Task directions – The entries below are to be duplicated exactly, with nothing left out.

Given entries –
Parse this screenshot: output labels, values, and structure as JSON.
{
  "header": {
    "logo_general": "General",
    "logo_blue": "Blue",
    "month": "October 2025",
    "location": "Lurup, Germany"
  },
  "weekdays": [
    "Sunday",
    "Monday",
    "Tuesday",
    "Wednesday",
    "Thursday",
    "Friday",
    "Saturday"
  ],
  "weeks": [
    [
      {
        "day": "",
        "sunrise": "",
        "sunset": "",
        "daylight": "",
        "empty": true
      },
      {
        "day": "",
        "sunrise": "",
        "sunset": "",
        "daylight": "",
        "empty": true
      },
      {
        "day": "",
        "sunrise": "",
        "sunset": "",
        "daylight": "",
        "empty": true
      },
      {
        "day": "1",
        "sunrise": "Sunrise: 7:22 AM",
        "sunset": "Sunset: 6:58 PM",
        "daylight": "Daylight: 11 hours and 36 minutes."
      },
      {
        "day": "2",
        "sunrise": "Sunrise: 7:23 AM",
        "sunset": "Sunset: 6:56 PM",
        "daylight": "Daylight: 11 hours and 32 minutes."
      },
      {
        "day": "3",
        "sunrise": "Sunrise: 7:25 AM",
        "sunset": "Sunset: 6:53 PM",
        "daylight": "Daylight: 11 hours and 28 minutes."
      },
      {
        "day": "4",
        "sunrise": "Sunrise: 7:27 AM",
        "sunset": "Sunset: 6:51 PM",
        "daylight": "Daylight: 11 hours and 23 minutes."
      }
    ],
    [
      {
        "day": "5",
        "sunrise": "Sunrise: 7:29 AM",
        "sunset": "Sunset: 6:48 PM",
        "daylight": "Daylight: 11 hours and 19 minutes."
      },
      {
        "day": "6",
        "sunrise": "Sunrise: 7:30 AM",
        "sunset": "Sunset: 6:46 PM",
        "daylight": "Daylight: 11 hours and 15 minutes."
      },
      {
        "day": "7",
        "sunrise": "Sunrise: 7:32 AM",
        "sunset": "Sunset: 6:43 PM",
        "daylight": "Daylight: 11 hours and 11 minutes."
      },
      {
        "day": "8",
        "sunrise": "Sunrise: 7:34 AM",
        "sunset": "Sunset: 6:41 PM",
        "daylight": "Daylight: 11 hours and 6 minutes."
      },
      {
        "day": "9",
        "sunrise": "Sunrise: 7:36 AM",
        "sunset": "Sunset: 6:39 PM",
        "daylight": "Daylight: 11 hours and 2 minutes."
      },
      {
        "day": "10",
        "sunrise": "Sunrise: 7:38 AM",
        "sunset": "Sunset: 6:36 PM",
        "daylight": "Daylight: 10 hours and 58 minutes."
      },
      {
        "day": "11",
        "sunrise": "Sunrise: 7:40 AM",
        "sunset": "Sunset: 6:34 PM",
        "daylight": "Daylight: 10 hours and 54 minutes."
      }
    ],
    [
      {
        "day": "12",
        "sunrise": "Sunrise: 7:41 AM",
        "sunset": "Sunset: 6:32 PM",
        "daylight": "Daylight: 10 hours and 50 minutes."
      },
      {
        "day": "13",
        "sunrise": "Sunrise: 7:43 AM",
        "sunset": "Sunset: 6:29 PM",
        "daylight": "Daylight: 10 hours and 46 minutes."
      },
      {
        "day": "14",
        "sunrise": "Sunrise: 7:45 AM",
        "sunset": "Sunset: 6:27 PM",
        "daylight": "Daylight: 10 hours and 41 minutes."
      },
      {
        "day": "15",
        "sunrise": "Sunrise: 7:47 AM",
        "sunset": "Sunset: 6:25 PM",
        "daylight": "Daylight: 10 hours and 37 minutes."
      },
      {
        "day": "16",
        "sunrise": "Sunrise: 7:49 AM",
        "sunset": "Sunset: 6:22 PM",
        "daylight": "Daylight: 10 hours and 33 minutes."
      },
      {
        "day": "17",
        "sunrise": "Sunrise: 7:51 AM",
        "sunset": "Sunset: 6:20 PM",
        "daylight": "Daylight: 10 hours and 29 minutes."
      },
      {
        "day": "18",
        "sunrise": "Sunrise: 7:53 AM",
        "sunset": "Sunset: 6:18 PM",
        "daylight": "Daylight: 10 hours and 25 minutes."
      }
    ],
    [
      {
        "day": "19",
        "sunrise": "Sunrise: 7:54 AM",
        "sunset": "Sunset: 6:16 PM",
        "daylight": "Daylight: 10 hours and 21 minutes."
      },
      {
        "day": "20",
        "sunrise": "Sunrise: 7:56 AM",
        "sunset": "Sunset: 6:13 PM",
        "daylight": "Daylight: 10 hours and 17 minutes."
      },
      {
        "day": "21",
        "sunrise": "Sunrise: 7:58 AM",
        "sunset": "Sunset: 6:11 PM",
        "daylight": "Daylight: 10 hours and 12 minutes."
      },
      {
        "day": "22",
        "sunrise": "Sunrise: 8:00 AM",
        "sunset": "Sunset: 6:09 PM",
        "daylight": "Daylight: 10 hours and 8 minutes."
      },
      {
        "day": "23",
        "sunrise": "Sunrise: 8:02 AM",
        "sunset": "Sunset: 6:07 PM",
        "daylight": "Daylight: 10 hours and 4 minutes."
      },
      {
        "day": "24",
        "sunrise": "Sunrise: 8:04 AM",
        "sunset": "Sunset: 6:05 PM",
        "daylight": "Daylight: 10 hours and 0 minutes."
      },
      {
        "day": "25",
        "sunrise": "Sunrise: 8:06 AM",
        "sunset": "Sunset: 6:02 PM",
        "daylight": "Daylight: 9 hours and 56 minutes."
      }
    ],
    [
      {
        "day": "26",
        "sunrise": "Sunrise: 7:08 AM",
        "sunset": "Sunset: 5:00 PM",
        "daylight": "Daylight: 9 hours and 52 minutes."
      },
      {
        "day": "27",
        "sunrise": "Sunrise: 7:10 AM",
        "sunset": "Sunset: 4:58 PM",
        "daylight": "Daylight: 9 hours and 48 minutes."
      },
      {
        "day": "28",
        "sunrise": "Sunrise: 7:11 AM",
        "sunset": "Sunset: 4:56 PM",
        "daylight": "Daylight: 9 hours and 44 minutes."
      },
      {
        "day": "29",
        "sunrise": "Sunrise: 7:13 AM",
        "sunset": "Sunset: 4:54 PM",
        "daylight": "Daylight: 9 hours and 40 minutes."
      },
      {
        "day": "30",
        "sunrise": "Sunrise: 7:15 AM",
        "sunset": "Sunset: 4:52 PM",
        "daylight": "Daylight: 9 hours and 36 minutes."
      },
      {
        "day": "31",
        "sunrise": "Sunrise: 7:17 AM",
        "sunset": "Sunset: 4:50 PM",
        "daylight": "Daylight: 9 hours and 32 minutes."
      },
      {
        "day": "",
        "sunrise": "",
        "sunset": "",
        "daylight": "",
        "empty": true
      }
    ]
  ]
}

Response for this exercise –
Parse this screenshot: output labels, values, and structure as JSON.
{
  "header": {
    "logo_general": "General",
    "logo_blue": "Blue",
    "month": "October 2025",
    "location": "Lurup, Germany"
  },
  "weekdays": [
    "Sunday",
    "Monday",
    "Tuesday",
    "Wednesday",
    "Thursday",
    "Friday",
    "Saturday"
  ],
  "weeks": [
    [
      {
        "day": "",
        "sunrise": "",
        "sunset": "",
        "daylight": "",
        "empty": true
      },
      {
        "day": "",
        "sunrise": "",
        "sunset": "",
        "daylight": "",
        "empty": true
      },
      {
        "day": "",
        "sunrise": "",
        "sunset": "",
        "daylight": "",
        "empty": true
      },
      {
        "day": "1",
        "sunrise": "Sunrise: 7:22 AM",
        "sunset": "Sunset: 6:58 PM",
        "daylight": "Daylight: 11 hours and 36 minutes."
      },
      {
        "day": "2",
        "sunrise": "Sunrise: 7:23 AM",
        "sunset": "Sunset: 6:56 PM",
        "daylight": "Daylight: 11 hours and 32 minutes."
      },
      {
        "day": "3",
        "sunrise": "Sunrise: 7:25 AM",
        "sunset": "Sunset: 6:53 PM",
        "daylight": "Daylight: 11 hours and 28 minutes."
      },
      {
        "day": "4",
        "sunrise": "Sunrise: 7:27 AM",
        "sunset": "Sunset: 6:51 PM",
        "daylight": "Daylight: 11 hours and 23 minutes."
      }
    ],
    [
      {
        "day": "5",
        "sunrise": "Sunrise: 7:29 AM",
        "sunset": "Sunset: 6:48 PM",
        "daylight": "Daylight: 11 hours and 19 minutes."
      },
      {
        "day": "6",
        "sunrise": "Sunrise: 7:30 AM",
        "sunset": "Sunset: 6:46 PM",
        "daylight": "Daylight: 11 hours and 15 minutes."
      },
      {
        "day": "7",
        "sunrise": "Sunrise: 7:32 AM",
        "sunset": "Sunset: 6:43 PM",
        "daylight": "Daylight: 11 hours and 11 minutes."
      },
      {
        "day": "8",
        "sunrise": "Sunrise: 7:34 AM",
        "sunset": "Sunset: 6:41 PM",
        "daylight": "Daylight: 11 hours and 6 minutes."
      },
      {
        "day": "9",
        "sunrise": "Sunrise: 7:36 AM",
        "sunset": "Sunset: 6:39 PM",
        "daylight": "Daylight: 11 hours and 2 minutes."
      },
      {
        "day": "10",
        "sunrise": "Sunrise: 7:38 AM",
        "sunset": "Sunset: 6:36 PM",
        "daylight": "Daylight: 10 hours and 58 minutes."
      },
      {
        "day": "11",
        "sunrise": "Sunrise: 7:40 AM",
        "sunset": "Sunset: 6:34 PM",
        "daylight": "Daylight: 10 hours and 54 minutes."
      }
    ],
    [
      {
        "day": "12",
        "sunrise": "Sunrise: 7:41 AM",
        "sunset": "Sunset: 6:32 PM",
        "daylight": "Daylight: 10 hours and 50 minutes."
      },
      {
        "day": "13",
        "sunrise": "Sunrise: 7:43 AM",
        "sunset": "Sunset: 6:29 PM",
        "daylight": "Daylight: 10 hours and 46 minutes."
      },
      {
        "day": "14",
        "sunrise": "Sunrise: 7:45 AM",
        "sunset": "Sunset: 6:27 PM",
        "daylight": "Daylight: 10 hours and 41 minutes."
      },
      {
        "day": "15",
        "sunrise": "Sunrise: 7:47 AM",
        "sunset": "Sunset: 6:25 PM",
        "daylight": "Daylight: 10 hours and 37 minutes."
      },
      {
        "day": "16",
        "sunrise": "Sunrise: 7:49 AM",
        "sunset": "Sunset: 6:22 PM",
        "daylight": "Daylight: 10 hours and 33 minutes."
      },
      {
        "day": "17",
        "sunrise": "Sunrise: 7:51 AM",
        "sunset": "Sunset: 6:20 PM",
        "daylight": "Daylight: 10 hours and 29 minutes."
      },
      {
        "day": "18",
        "sunrise": "Sunrise: 7:53 AM",
        "sunset": "Sunset: 6:18 PM",
        "daylight": "Daylight: 10 hours and 25 minutes."
      }
    ],
    [
      {
        "day": "19",
        "sunrise": "Sunrise: 7:54 AM",
        "sunset": "Sunset: 6:16 PM",
        "daylight": "Daylight: 10 hours and 21 minutes."
      },
      {
        "day": "20",
        "sunrise": "Sunrise: 7:56 AM",
        "sunset": "Sunset: 6:13 PM",
        "daylight": "Daylight: 10 hours and 17 minutes."
      },
      {
        "day": "21",
        "sunrise": "Sunrise: 7:58 AM",
        "sunset": "Sunset: 6:11 PM",
        "daylight": "Daylight: 10 hours and 12 minutes."
      },
      {
        "day": "22",
        "sunrise": "Sunrise: 8:00 AM",
        "sunset": "Sunset: 6:09 PM",
        "daylight": "Daylight: 10 hours and 8 minutes."
      },
      {
        "day": "23",
        "sunrise": "Sunrise: 8:02 AM",
        "sunset": "Sunset: 6:07 PM",
        "daylight": "Daylight: 10 hours and 4 minutes."
      },
      {
        "day": "24",
        "sunrise": "Sunrise: 8:04 AM",
        "sunset": "Sunset: 6:05 PM",
        "daylight": "Daylight: 10 hours and 0 minutes."
      },
      {
        "day": "25",
        "sunrise": "Sunrise: 8:06 AM",
        "sunset": "Sunset: 6:02 PM",
        "daylight": "Daylight: 9 hours and 56 minutes."
      }
    ],
    [
      {
        "day": "26",
        "sunrise": "Sunrise: 7:08 AM",
        "sunset": "Sunset: 5:00 PM",
        "daylight": "Daylight: 9 hours and 52 minutes."
      },
      {
        "day": "27",
        "sunrise": "Sunrise: 7:10 AM",
        "sunset": "Sunset: 4:58 PM",
        "daylight": "Daylight: 9 hours and 48 minutes."
      },
      {
        "day": "28",
        "sunrise": "Sunrise: 7:11 AM",
        "sunset": "Sunset: 4:56 PM",
        "daylight": "Daylight: 9 hours and 44 minutes."
      },
      {
        "day": "29",
        "sunrise": "Sunrise: 7:13 AM",
        "sunset": "Sunset: 4:54 PM",
        "daylight": "Daylight: 9 hours and 40 minutes."
      },
      {
        "day": "30",
        "sunrise": "Sunrise: 7:15 AM",
        "sunset": "Sunset: 4:52 PM",
        "daylight": "Daylight: 9 hours and 36 minutes."
      },
      {
        "day": "31",
        "sunrise": "Sunrise: 7:17 AM",
        "sunset": "Sunset: 4:50 PM",
        "daylight": "Daylight: 9 hours and 32 minutes."
      },
      {
        "day": "",
        "sunrise": "",
        "sunset": "",
        "daylight": "",
        "empty": true
      }
    ]
  ]
}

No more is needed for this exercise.